The Alfa Romeo Carabo was one of the most influential concept cars ever created. Think Lamborghini Countach, for example! The Carabo was the ultimate in wedge-shaped styling. As diagonal lines go, the one from the tip of its nose - to the top of its roof - was about as dynamic as it gets. That was in sharp contrast to its cute stub of a tail. Not only did that look cool - aerodynamically, it was on the money, too. Concept car, or no, the Carabo had a top speed of 160mph ... or so it was claimed. It was, after all, kitted out with a 230bhp V8!
The Carabo 'concept' was packed with real world parts. Many of them had been honed at the track. Its chassis, for example, was spawned by Alfa Romeo's 'Tipo 33' race-car. That meant double-wishbone suspension, all round - and disc brakes. For a car that was never really intended to be driven - at least, not in anger - the Bertone Carabo was pretty high-spec!

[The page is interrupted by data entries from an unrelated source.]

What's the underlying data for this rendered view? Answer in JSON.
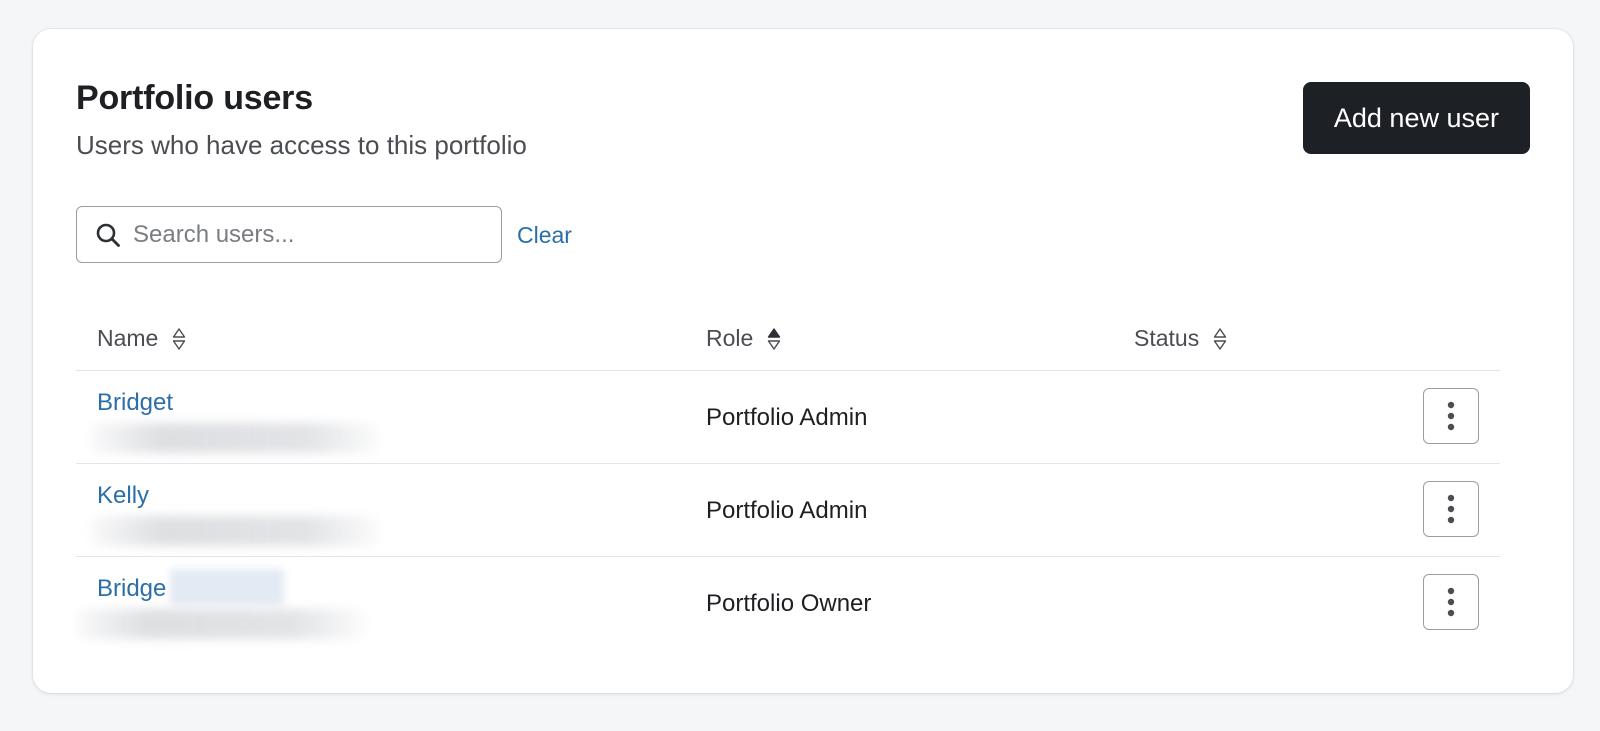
{
  "header": {
    "title": "Portfolio users",
    "subtitle": "Users who have access to this portfolio",
    "add_button_label": "Add new user"
  },
  "search": {
    "placeholder": "Search users...",
    "value": "",
    "clear_label": "Clear"
  },
  "table": {
    "columns": [
      {
        "label": "Name",
        "sort": "none"
      },
      {
        "label": "Role",
        "sort": "ascending"
      },
      {
        "label": "Status",
        "sort": "none"
      }
    ],
    "rows": [
      {
        "name": "Bridget",
        "role": "Portfolio Admin",
        "status": ""
      },
      {
        "name": "Kelly",
        "role": "Portfolio Admin",
        "status": ""
      },
      {
        "name": "Bridge",
        "role": "Portfolio Owner",
        "status": ""
      }
    ]
  },
  "icons": {
    "search": "search-icon",
    "sort": "sort-icon",
    "row_menu": "more-vertical-icon"
  },
  "colors": {
    "link": "#2b6ea8",
    "primary_button": "#1d2024",
    "text": "#1d1f22"
  }
}
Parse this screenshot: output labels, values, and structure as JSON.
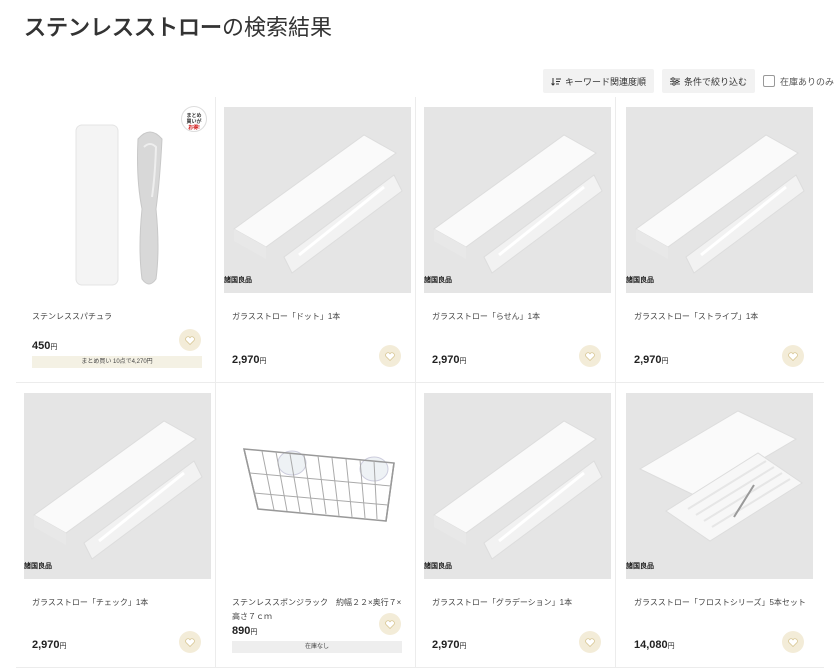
{
  "header": {
    "keyword": "ステンレスストロー",
    "suffix": "の検索結果"
  },
  "toolbar": {
    "sort_label": "キーワード関連度順",
    "filter_label": "条件で絞り込む",
    "stock_label": "在庫ありのみ"
  },
  "products": [
    {
      "name": "ステンレススパチュラ",
      "price": "450",
      "yen": "円",
      "brand": "",
      "note": "まとめ買い 10点で4,270円",
      "badge": [
        "まとめ",
        "買いが",
        "お得!"
      ]
    },
    {
      "name": "ガラスストロー「ドット」1本",
      "price": "2,970",
      "yen": "円",
      "brand": "諸国良品"
    },
    {
      "name": "ガラスストロー「らせん」1本",
      "price": "2,970",
      "yen": "円",
      "brand": "諸国良品"
    },
    {
      "name": "ガラスストロー「ストライプ」1本",
      "price": "2,970",
      "yen": "円",
      "brand": "諸国良品"
    },
    {
      "name": "ガラスストロー「チェック」1本",
      "price": "2,970",
      "yen": "円",
      "brand": "諸国良品"
    },
    {
      "name": "ステンレススポンジラック　約幅２２×奥行７×高さ７ｃｍ",
      "price": "890",
      "yen": "円",
      "brand": "",
      "note": "在庫なし"
    },
    {
      "name": "ガラスストロー「グラデーション」1本",
      "price": "2,970",
      "yen": "円",
      "brand": "諸国良品"
    },
    {
      "name": "ガラスストロー「フロストシリーズ」5本セット",
      "price": "14,080",
      "yen": "円",
      "brand": "諸国良品"
    }
  ]
}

Marcello Gandini was chief designer. The Carabo's 'scissor-doors' would become a supercar trademark. Not only were they amazing to look at - when fully flung up - they were an engineering tour de force. The car's finish was fittingly flamboyant. Metallic green paint was set off by orange highlights. Light-weight glass - made by Belgian firm VHR-Glaverbel - was copper-tinted. As was to be expected, the Carabo wowed the '68 Paris Motor Show. Nuccio Bertone - and his Turin-based studio - had delivered! Lamborghini lovers, especially, will be forever in his debt.